The discovery that neutrinos have non-zero mass has brought with it new complexity in the neutrino sector as well as a host of new possible phenomena in particle physics, astrophysics, and cosmology. As we explore this new complexity, many questions arise. Why does neutrino mixing look so different than quark mixing? Are maximal mixings present, and if so, what underlying symmetries cause this? What mechanism drives the smallness of the neutrino masses, and what does it imply about physics at ultra-high energy scales? Do neutrinos violate the combined charge/parity (CP) symmetry, and is this violation large enough to produce the universe we observe today – a universe full of matter but not antimatter?
My current research focuses on the neutrino sector of particle physics, addressing questions of weak mixing, neutrino masses, CP violation, and physics beyond the Standard Model. At the center of this is the NOvA experiment, a long-baseline neutrino oscillation experiment situated along Fermilab's NuMI neutrino beam. The broad physics program we are carrying out with NOvA includes: determining the ordering of the neutrino masses; constraining the phase δ of the PMNS matrix in search of leptonic CP violation; elucidating the flavor structure of neutrinos, in particular providing a leap in precision on whether the ν3 state is maximally mixed and, if it is not, determining whether the μ or τ flavor dominates; and providing new precision on the dominant "atmospheric" oscillation parameters |Δm232| and θ23. This program is supplemented by a range of both bread-and-butter and exotic measurements: neutrino-nucleus scattering, dark matter searches, supernova neutrinos, monopole searches, and more. The NOvA detectors became fully operational in the fall of 2014, and we released first oscillation results in August 2015 and a second round last year (see links below).
The MINOS long-baseline experiment completed data taking in 2012. With MINOS, I have focused on θ13-driven νe appearance and on searches for new physics through comparisons of neutrino and antineutrino oscillations. The latter is compelling not only because of the many anomalies present in world neutrino data but also because of the neutrino's conjectured connection to the grand unification scale, as suggested by its extremely small mass. We will extend these searches considerably in NOvA.
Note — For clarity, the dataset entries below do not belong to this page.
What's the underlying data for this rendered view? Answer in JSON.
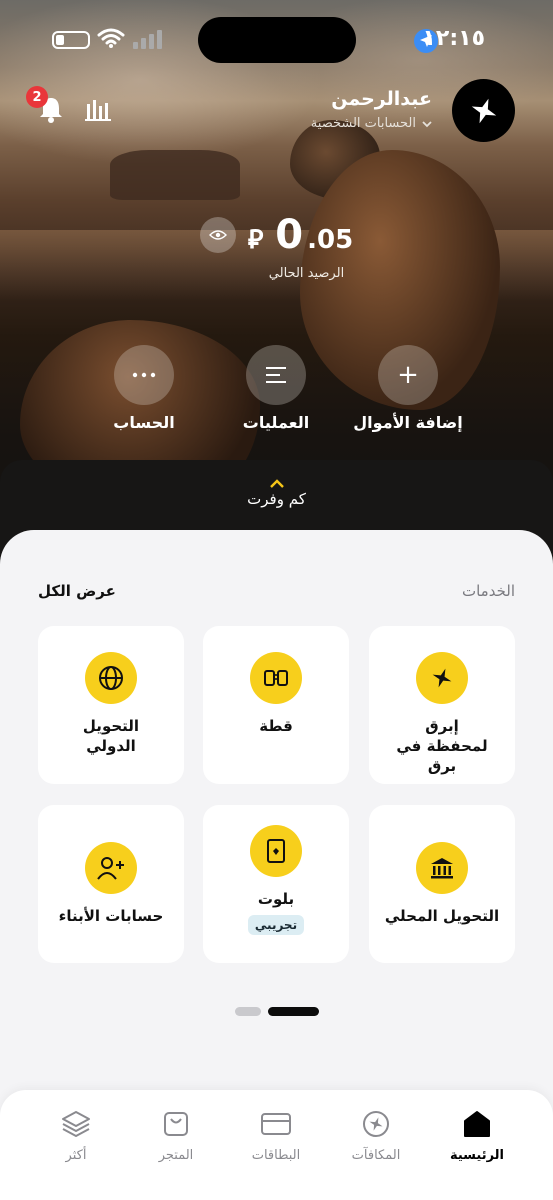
{
  "status_bar": {
    "time": "١٢:١٥"
  },
  "header": {
    "user_name": "عبدالرحمن",
    "account_type": "الحسابات الشخصية",
    "notifications_count": "2"
  },
  "balance": {
    "amount_whole": "0",
    "amount_decimal": ".05",
    "currency_symbol": "⃁",
    "label": "الرصيد الحالي"
  },
  "actions": [
    {
      "label": "إضافة الأموال",
      "icon": "plus-icon"
    },
    {
      "label": "العمليات",
      "icon": "list-icon"
    },
    {
      "label": "الحساب",
      "icon": "more-icon"
    }
  ],
  "savings": {
    "label": "كم وفرت"
  },
  "services": {
    "title": "الخدمات",
    "view_all": "عرض الكل",
    "cards": [
      {
        "name": "إبرق لمحفظة في برق",
        "icon": "sparkle-icon"
      },
      {
        "name": "قطة",
        "icon": "split-icon"
      },
      {
        "name": "التحويل الدولي",
        "icon": "globe-icon"
      },
      {
        "name": "التحويل المحلي",
        "icon": "bank-icon"
      },
      {
        "name": "بلوت",
        "icon": "cards-icon",
        "tag": "تجريبي"
      },
      {
        "name": "حسابات الأبناء",
        "icon": "add-user-icon"
      }
    ],
    "pagination": {
      "pages": 2,
      "current": 1
    }
  },
  "bottom_nav": [
    {
      "label": "الرئيسية",
      "icon": "home-icon",
      "active": true
    },
    {
      "label": "المكافآت",
      "icon": "rewards-icon",
      "active": false
    },
    {
      "label": "البطاقات",
      "icon": "card-icon",
      "active": false
    },
    {
      "label": "المتجر",
      "icon": "store-icon",
      "active": false
    },
    {
      "label": "أكثر",
      "icon": "layers-icon",
      "active": false
    }
  ],
  "colors": {
    "accent": "#f7cf1c",
    "badge": "#e9363a",
    "location": "#3b8df5"
  }
}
Nature can choose to make leptonic CP violation or non-maximal ν3 mixing arbitrarily hard to discover through careful parameter tuning, and some degeneracies can remain after the current generation of experiments if the CP phase lies in an unfavorable range. With the DUNE collaboration, established formally in January 2015, we are pursuing an ambitious physics program including an improved neutrino mass hierarchy measurement regardless of other parameter values; observation of leptonic CP violation at >3σ for 60% of parameter space; an order of magnitude jump in sensitivity to proton decay, primarily in kaon modes; and world-leading supernova neutrino observation capabilities, particularly (and uniquely) in the νe channel. These goals are in addition to percent- or sub-percent measurements of PMNS matrix elements, searches for non-standard neutrino interactions, neutrino-nucleus scattering measurements, and more. Rapid detector R&D and continued development of the DUNE physics scope are underway. We will operate prototype detectors over the coming few years, toward first light at the Far Detector site in South Dakota in 2024.
Further back in time I was involved in the MiniBooNE program, with the primary goal of testing the unexpected LSND evidence for νμ→νe transitions at high apparent Δm2. Key results linked below.
Members of the group
Selected presentations and articles
Recent work is supported by the Department of Energy, the Alfred P. Sloan Foundation, the Beatrice and Sai-Wai Fu Graduate Fellowship, and Caltech.